Judge Victor Marrero ruled in Trump's favor against New York County District Attorney Cyrus Vance Jr., whose office had sought the release -- but didn't help the president's own case, Napolitano claimed Monday on "Your World."
"The federal district judge here in New York who issued a 75-page ruling early this morning pretty much obliterated the president's arguments," he said.
"And, the president had argued for a broad, unlimited immunity from all civil and criminal intrusions into his world while he's still a sitting president."
Napolitano said the precedent for the judge's remarks was set in another high-profile case involving a president of the United States -- Clinton v. Jones in 1997.
That year, the U.S. Supreme Court upheld the Eighth Circuit appeals court's ruling then-President Bill Clinton is "subject to the same laws that apply to all citizens." Former Arkansas state employee Paula Jones had filed a 1994 sexual harassment suit against Clinton, which eventually led to the final ruling.
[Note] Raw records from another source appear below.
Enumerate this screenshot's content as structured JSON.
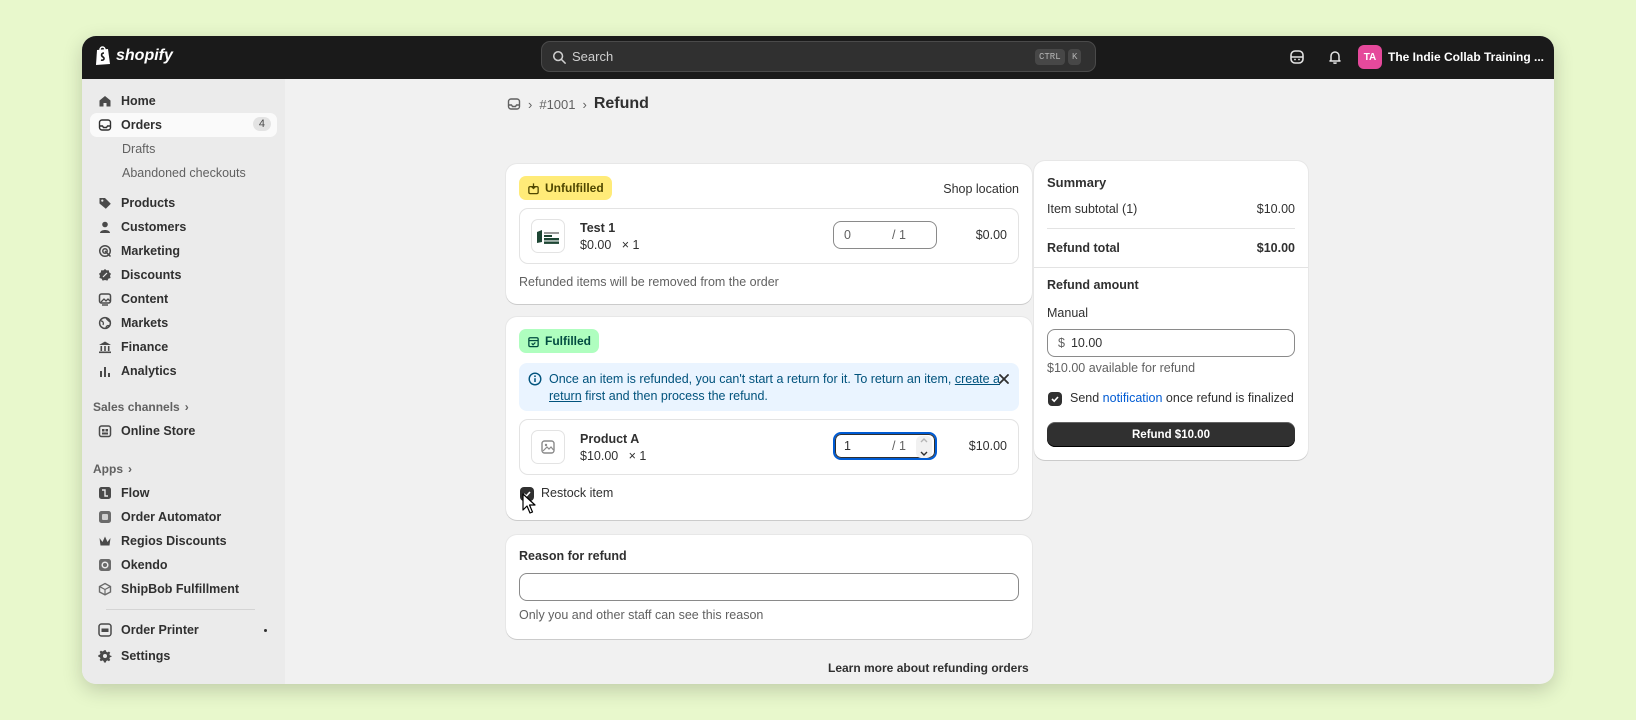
{
  "topbar": {
    "brand": "shopify",
    "search_placeholder": "Search",
    "shortcut_key1": "CTRL",
    "shortcut_key2": "K",
    "avatar_initials": "TA",
    "store_name": "The Indie Collab Training ..."
  },
  "sidebar": {
    "home": "Home",
    "orders": "Orders",
    "orders_count": "4",
    "drafts": "Drafts",
    "abandoned": "Abandoned checkouts",
    "products": "Products",
    "customers": "Customers",
    "marketing": "Marketing",
    "discounts": "Discounts",
    "content": "Content",
    "markets": "Markets",
    "finance": "Finance",
    "analytics": "Analytics",
    "sales_channels": "Sales channels",
    "online_store": "Online Store",
    "apps": "Apps",
    "flow": "Flow",
    "order_automator": "Order Automator",
    "regios": "Regios Discounts",
    "okendo": "Okendo",
    "shipbob": "ShipBob Fulfillment",
    "order_printer": "Order Printer",
    "settings": "Settings"
  },
  "breadcrumb": {
    "order": "#1001",
    "title": "Refund"
  },
  "unfulfilled": {
    "badge": "Unfulfilled",
    "location": "Shop location",
    "item_name": "Test 1",
    "item_price": "$0.00",
    "item_mult": "× 1",
    "qty_value": "0",
    "qty_of": "/ 1",
    "item_total": "$0.00",
    "help": "Refunded items will be removed from the order"
  },
  "fulfilled": {
    "badge": "Fulfilled",
    "banner_text_1": "Once an item is refunded, you can't start a return for it. To return an item, ",
    "banner_link": "create a return",
    "banner_text_2": " first and then process the refund.",
    "item_name": "Product A",
    "item_price": "$10.00",
    "item_mult": "× 1",
    "qty_value": "1",
    "qty_of": "/ 1",
    "item_total": "$10.00",
    "restock_label": "Restock item",
    "restock_checked": true
  },
  "reason": {
    "label": "Reason for refund",
    "value": "",
    "help": "Only you and other staff can see this reason"
  },
  "learn_more": "Learn more about refunding orders",
  "summary": {
    "title": "Summary",
    "subtotal_label": "Item subtotal (1)",
    "subtotal_value": "$10.00",
    "total_label": "Refund total",
    "total_value": "$10.00",
    "amount_title": "Refund amount",
    "manual_label": "Manual",
    "currency": "$",
    "amount_value": "10.00",
    "available": "$10.00 available for refund",
    "notify_pre": "Send ",
    "notify_link": "notification",
    "notify_post": " once refund is finalized",
    "notify_checked": true,
    "button": "Refund $10.00"
  }
}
On "Your World," Napolitano said that in the Paula Jones case, the Supreme Court, "unanimously said the president does not enjoy that kind of immunity."
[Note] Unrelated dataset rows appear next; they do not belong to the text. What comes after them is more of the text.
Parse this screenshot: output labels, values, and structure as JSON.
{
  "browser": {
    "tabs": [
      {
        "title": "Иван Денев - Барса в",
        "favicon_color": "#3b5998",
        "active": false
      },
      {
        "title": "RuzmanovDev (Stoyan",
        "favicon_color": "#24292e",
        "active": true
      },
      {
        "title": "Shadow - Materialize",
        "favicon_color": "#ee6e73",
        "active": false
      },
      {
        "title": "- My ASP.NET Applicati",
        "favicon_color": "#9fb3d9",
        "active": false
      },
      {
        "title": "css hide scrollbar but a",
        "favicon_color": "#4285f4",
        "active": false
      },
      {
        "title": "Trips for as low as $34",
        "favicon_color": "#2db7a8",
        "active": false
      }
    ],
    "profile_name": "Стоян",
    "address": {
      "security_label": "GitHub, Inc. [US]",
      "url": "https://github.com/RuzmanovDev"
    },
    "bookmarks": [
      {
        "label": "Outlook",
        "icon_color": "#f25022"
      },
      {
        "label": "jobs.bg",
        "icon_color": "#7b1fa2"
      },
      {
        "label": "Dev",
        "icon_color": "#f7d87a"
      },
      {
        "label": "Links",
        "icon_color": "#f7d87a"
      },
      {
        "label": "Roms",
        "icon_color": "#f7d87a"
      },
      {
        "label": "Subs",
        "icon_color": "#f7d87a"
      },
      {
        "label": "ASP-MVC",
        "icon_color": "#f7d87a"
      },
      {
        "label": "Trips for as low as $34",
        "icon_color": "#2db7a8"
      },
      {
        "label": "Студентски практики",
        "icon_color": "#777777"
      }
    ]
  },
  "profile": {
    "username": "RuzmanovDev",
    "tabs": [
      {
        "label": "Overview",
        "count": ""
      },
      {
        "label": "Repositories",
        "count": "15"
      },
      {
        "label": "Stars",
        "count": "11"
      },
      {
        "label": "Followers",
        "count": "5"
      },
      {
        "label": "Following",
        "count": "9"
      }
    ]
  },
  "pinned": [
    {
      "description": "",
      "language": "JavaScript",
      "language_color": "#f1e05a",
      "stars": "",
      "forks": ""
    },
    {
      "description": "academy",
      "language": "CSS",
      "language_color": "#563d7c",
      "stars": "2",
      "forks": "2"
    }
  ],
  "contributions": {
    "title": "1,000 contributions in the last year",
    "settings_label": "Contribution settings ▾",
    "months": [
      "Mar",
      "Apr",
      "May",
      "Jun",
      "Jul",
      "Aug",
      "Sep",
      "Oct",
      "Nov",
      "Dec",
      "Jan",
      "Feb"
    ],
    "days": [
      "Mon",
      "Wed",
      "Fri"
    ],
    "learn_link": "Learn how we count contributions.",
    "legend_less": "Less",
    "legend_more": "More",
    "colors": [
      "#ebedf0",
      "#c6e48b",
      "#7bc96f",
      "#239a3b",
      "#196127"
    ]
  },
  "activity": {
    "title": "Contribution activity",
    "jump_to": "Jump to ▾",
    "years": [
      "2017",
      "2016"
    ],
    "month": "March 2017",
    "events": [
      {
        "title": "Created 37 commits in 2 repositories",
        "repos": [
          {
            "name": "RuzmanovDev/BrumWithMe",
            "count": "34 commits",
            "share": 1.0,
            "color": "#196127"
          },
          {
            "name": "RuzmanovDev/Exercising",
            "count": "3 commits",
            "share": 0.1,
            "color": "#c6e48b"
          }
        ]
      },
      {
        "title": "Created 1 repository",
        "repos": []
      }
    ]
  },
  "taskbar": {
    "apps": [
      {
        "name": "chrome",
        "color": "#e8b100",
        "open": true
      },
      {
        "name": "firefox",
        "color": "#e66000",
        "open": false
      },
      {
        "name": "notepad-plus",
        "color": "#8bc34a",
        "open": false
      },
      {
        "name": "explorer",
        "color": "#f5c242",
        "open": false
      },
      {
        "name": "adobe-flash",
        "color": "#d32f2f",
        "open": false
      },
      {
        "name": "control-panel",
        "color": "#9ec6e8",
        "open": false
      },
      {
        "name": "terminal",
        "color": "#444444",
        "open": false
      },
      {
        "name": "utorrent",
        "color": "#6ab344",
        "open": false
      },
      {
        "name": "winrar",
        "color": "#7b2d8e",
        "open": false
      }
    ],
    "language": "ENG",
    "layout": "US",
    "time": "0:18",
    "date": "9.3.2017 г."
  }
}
However, he also offered whether or not Trump has a point when he claims to be the subject of a "witch hunt" through multiple means, including litigation.
"Is this the witch hunt that the president says it is, or is it a legitimate prosecution run by the district attorney here in New York City?" he asked.
"Who knows, it has the earmarks of a legitimate prosecution, it is based upon information that his office received of criminal behavior. This is the type of material that investigators almost always get when they are investigating a white-collar crime."
At the same time, Napolitano said, there is no precedent for prosecutors seeking a president's tax returns for years prior to him taking office.
"The stay issued by the Second Circuit... is what we call an 'administrative stay' -- it's not on the merits, it's just 'let's just hold off until we can find a panel of three judges to receive the documents and they'll decide on this'."
He echoed host Neil Cavuto's remark the tax returns situation is part and parcel to the "understatement of the century" -- that state and local governments can be "intrusive" into the private life of a president of the United States.
Napolitano also claimed Trump has a valid concern that sensitive information like his tax returns could be leaked from Vance's office if the Manhattan prosecutor wins the rights to get them.
In his ruling, Marrero declared the federal court should abstain from the matter, as the investigation is part of an ongoing state prosecution. Recognizing that an appellate court may take issue with this decision, Marrero sought to explain at length why he was rejecting Trump's immunity claim and denying the request for an injunction against the subpoena.
The Clinton appointee wrote that “the expansive notion of constitutional immunity invoked here to shield the President from judicial process would constitute an overreach of executive power,” and that Trump’s argument essentially claims “that a constitutional domain exists in this country in which not only the President, but, derivatively, relatives and persons and business entities associated with him in potentially unlawful private activities, are in fact above the law.”
Fox News' Ronn Blitzer contributed to this report.